* _AIM OF THE EXERCISE_: Copy, from the entries below, each line in which the string "count" appears.

┌──

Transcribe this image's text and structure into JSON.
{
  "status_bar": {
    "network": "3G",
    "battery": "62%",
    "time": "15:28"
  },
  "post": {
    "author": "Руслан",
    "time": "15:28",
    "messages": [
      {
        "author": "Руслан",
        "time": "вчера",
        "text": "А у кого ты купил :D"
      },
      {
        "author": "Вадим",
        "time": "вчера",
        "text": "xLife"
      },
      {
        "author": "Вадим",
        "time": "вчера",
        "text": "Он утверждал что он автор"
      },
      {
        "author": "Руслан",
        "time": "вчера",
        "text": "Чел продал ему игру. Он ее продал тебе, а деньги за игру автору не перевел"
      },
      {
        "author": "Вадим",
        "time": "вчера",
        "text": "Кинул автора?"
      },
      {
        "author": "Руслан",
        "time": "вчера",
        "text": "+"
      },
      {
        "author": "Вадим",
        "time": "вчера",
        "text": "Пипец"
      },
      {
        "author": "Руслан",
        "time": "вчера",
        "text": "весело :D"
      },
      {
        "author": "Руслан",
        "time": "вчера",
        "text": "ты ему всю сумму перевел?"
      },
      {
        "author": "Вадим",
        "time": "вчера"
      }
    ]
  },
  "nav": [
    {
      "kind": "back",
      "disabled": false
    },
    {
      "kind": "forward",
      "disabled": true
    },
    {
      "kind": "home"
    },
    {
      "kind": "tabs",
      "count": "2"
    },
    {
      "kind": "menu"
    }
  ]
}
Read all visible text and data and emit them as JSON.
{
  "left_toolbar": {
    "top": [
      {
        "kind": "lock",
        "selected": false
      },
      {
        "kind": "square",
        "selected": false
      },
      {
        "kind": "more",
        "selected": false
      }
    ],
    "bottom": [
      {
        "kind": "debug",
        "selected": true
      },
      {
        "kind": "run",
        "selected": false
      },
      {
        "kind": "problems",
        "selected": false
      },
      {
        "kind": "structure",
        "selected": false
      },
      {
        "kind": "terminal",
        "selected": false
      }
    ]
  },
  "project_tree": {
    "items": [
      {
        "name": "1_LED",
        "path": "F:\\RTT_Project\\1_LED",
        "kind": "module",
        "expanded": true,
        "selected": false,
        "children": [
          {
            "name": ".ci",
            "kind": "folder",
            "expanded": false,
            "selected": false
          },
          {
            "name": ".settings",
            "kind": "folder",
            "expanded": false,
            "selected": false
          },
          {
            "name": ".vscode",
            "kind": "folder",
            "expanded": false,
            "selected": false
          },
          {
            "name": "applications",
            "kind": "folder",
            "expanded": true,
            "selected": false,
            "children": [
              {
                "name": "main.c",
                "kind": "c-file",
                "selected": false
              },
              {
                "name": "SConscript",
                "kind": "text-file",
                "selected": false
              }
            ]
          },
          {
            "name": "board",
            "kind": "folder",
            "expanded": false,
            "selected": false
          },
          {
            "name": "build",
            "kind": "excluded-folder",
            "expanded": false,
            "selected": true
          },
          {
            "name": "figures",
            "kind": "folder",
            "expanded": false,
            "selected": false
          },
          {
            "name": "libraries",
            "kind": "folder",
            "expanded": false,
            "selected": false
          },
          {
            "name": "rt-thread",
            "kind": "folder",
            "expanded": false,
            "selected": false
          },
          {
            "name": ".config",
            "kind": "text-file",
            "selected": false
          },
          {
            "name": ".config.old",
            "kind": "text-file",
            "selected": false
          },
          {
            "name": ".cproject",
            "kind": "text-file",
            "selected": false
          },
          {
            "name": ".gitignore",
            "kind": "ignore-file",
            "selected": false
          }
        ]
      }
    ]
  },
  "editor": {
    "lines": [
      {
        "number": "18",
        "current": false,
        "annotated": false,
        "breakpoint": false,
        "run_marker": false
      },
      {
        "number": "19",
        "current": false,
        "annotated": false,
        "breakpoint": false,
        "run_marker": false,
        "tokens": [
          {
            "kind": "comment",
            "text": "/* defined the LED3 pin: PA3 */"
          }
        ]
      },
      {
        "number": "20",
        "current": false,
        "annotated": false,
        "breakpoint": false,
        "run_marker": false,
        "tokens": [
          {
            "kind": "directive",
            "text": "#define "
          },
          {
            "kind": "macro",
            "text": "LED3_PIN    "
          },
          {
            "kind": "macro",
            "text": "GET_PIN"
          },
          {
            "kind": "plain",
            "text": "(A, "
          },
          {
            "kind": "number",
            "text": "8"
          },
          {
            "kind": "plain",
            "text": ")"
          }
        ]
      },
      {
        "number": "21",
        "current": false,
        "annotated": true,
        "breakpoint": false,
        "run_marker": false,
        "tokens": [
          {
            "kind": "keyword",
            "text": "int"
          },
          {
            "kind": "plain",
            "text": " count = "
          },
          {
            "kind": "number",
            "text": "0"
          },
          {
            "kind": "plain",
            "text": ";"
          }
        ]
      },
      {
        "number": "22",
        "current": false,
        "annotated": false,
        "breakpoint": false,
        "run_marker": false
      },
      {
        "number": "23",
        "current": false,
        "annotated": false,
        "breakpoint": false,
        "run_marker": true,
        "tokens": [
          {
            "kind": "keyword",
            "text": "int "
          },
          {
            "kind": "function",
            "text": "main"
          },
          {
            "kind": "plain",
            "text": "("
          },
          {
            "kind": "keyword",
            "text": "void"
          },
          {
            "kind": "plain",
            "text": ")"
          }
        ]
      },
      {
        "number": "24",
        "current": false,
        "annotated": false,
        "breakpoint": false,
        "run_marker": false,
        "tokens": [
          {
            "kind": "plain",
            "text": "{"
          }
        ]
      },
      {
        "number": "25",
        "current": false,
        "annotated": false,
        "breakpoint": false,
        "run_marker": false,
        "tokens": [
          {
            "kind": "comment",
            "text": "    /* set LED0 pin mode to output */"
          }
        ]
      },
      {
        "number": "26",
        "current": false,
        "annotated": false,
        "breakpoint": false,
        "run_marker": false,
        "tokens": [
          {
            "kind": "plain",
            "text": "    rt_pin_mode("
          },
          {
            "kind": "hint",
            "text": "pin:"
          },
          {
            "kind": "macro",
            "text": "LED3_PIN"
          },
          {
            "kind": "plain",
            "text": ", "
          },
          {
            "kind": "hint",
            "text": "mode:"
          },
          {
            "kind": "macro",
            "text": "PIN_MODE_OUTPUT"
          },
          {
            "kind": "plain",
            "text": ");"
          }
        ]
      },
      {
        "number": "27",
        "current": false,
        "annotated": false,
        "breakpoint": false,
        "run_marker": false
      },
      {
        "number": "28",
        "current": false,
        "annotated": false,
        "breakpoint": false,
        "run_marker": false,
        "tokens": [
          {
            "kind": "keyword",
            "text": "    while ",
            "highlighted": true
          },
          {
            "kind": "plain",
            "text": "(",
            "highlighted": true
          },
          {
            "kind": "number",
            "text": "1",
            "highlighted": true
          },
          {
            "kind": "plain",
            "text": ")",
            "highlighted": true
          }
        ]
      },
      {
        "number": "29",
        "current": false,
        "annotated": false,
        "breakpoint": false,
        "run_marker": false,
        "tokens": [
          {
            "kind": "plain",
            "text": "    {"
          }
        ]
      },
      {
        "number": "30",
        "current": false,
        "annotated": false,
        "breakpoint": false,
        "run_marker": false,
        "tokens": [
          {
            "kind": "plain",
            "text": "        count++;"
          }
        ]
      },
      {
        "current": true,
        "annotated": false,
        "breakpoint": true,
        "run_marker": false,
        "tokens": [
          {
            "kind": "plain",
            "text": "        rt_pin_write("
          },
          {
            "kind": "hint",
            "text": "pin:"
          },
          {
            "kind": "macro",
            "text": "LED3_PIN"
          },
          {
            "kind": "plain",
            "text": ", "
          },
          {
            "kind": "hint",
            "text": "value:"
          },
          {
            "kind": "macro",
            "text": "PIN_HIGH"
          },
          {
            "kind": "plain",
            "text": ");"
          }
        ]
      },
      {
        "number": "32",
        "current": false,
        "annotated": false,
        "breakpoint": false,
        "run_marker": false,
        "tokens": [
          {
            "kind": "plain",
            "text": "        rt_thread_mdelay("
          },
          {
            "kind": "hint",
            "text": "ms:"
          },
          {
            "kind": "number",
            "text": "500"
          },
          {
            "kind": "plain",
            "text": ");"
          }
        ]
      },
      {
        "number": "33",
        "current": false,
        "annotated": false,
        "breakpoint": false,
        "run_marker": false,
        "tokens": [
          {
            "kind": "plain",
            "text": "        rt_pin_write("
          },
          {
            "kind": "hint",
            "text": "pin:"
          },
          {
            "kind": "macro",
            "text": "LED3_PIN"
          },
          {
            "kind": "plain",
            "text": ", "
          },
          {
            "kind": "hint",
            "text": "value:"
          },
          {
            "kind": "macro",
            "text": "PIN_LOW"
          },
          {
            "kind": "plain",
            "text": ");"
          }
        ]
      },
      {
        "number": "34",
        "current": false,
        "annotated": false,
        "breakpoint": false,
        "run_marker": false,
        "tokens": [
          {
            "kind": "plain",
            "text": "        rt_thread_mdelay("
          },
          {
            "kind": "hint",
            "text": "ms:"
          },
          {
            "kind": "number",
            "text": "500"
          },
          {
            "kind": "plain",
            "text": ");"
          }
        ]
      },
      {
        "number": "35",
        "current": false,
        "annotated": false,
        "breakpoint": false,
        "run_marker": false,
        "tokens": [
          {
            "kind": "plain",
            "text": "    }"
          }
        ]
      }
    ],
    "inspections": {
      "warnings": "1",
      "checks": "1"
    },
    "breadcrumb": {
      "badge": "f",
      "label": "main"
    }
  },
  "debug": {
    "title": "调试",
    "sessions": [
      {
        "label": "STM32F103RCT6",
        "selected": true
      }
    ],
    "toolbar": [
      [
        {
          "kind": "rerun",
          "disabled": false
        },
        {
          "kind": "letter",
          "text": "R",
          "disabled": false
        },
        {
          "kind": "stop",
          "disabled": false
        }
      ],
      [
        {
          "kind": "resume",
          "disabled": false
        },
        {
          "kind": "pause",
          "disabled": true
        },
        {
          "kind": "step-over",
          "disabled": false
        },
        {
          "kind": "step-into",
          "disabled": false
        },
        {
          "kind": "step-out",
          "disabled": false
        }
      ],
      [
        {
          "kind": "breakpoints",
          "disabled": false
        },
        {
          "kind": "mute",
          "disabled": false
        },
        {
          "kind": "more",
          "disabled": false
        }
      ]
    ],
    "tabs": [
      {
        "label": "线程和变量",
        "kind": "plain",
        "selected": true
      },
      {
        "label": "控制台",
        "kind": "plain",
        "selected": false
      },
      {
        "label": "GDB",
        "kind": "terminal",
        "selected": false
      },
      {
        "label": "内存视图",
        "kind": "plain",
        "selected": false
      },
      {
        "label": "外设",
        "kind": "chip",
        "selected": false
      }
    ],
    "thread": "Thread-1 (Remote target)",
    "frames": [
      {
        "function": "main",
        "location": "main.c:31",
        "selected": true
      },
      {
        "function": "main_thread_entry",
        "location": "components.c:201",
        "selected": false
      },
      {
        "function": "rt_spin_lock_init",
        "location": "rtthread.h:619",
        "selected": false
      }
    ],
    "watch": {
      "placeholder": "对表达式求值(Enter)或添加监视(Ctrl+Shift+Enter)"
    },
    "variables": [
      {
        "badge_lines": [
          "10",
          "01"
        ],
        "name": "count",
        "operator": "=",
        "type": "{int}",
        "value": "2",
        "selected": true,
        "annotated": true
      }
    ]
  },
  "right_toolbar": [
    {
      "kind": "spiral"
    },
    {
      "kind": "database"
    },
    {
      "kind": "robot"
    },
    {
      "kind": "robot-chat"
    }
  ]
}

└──

* _SOLUTION TO THE EXERCISE_:
      "count": "2"
            "text": " count = "
            "text": "        count++;"
        "name": "count",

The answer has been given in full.